Cross gender casting in theatre: the facts (as I made them up)

Forbes Masson as Katherine in The Taming of the Shrew. Photo Simon Annand

Forbes Masson as Katherine in The Taming of the Shrew. Photo Simon Annand

There has been media discussion lately about cross gender casting, mainly because high profile actresses talked about their desire to play male roles. This is surprising to me. The fact this kind of statement generates headlines that is, not the desire itself. Why would you be an actor and not want to play everything? And equally, why is suspension of disbelief perceived as problematic when it involves gender?

So I decided to think through some of the joys and challenges of cross gender casting. I did almost no research, so feel free to dispute any of my statements and I am sure everyone’s examples will be richer than mine.

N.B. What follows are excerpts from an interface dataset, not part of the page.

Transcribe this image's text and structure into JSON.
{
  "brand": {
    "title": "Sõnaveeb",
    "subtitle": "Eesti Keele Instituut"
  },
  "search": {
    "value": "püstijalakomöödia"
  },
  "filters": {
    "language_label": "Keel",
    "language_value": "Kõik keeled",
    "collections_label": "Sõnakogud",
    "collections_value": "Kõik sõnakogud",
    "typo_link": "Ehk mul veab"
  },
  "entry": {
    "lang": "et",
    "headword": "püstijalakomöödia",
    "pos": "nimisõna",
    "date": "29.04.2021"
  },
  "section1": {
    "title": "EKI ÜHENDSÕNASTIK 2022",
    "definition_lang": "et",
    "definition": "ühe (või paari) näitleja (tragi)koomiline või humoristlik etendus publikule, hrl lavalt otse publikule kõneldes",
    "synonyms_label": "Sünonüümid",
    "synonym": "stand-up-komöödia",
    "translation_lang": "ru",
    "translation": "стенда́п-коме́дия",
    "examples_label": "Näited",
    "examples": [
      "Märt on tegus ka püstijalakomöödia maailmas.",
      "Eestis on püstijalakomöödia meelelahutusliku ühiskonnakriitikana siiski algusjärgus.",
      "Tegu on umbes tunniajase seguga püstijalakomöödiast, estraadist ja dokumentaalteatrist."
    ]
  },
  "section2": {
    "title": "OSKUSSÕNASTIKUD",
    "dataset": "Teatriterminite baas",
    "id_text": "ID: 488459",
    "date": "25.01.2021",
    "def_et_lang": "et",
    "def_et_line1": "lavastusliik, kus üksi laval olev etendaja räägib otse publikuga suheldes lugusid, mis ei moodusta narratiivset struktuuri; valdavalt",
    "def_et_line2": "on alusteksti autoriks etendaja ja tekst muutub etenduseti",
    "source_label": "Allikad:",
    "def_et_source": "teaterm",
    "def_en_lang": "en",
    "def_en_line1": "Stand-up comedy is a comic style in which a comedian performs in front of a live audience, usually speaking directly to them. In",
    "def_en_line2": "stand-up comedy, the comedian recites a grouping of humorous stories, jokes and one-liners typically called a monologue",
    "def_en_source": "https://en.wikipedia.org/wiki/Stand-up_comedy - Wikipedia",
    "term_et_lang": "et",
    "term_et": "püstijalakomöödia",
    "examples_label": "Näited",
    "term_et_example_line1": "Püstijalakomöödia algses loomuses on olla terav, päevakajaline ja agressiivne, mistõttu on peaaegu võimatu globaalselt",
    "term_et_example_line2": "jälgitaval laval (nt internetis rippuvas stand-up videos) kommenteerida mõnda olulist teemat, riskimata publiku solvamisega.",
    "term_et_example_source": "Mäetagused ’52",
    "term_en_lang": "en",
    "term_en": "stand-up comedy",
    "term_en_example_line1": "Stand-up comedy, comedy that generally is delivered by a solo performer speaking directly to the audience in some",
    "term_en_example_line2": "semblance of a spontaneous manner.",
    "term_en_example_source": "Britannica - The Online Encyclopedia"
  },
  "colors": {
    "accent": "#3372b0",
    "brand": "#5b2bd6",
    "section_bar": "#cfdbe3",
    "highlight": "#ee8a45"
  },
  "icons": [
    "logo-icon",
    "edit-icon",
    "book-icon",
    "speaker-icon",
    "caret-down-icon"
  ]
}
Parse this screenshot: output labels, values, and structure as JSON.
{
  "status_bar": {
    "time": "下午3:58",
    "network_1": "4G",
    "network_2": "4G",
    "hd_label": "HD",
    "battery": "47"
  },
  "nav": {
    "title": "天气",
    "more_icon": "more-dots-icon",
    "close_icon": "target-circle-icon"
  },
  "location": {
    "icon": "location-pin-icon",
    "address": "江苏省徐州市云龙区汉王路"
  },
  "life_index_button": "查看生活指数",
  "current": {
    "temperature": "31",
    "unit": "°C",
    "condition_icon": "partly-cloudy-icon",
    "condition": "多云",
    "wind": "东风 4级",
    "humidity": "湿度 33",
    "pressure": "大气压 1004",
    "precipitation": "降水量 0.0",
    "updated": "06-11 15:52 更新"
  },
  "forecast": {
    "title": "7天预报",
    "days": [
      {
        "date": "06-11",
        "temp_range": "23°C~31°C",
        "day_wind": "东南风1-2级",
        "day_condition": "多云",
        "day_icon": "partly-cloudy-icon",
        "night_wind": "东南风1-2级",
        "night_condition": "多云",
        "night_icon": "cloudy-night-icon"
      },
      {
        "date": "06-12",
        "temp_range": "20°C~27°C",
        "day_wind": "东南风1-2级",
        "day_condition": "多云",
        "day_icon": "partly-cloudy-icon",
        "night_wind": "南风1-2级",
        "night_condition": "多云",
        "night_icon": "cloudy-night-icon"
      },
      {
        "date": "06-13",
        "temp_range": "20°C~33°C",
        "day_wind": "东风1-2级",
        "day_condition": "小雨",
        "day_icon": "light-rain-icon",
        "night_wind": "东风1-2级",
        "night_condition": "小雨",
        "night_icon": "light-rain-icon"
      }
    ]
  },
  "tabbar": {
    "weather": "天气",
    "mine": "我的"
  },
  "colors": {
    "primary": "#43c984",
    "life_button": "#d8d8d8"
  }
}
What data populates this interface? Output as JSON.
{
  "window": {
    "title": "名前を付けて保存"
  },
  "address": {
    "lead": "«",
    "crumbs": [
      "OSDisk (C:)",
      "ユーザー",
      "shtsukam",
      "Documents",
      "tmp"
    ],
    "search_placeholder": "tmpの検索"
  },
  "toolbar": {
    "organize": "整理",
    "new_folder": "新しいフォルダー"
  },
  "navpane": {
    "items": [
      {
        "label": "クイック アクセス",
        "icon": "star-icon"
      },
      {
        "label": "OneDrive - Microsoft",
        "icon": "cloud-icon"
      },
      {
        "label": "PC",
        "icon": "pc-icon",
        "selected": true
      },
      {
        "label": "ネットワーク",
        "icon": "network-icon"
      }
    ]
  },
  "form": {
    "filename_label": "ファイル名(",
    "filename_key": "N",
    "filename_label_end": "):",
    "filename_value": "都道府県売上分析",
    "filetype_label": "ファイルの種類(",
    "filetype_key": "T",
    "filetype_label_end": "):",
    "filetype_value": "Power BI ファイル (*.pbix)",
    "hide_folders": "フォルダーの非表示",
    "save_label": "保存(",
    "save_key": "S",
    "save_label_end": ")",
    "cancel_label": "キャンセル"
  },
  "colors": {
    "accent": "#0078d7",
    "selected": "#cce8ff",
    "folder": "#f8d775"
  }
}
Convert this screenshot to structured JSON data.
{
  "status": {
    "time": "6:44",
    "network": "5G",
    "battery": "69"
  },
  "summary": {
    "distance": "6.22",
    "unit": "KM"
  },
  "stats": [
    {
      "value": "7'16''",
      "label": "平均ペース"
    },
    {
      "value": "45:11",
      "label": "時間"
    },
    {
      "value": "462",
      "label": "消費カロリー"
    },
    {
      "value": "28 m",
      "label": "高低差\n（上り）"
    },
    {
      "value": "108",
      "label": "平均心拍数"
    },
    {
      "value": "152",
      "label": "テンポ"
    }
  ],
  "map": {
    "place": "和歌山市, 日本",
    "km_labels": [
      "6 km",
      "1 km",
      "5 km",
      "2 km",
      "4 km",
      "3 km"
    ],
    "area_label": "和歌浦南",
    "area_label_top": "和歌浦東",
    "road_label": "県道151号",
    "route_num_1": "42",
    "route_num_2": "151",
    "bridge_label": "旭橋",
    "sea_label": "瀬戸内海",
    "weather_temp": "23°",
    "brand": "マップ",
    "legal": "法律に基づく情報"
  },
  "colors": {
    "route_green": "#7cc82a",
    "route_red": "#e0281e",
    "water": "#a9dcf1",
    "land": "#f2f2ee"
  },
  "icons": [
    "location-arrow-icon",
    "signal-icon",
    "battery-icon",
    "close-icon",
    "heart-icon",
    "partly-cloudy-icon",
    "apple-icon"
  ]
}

1) Some of the discussion is tied with gender inequality and the small number of female roles in classical theatre. While this is true (and inequality isn’t always addressed in modern theatre either), is that poor justification for what is an artistic decision? Truth is, cross gender casting is far more exciting than that and can jolt the imagination in interesting directions, including – but not limited to – plays where gender politics have a central role. The recent The Taming of the Shrew at the Royal Shakespeare Company – with men playing women and women playing men – and The Shed’s Blurred Lines – with its all female cast playing all roles – are good examples. Continue reading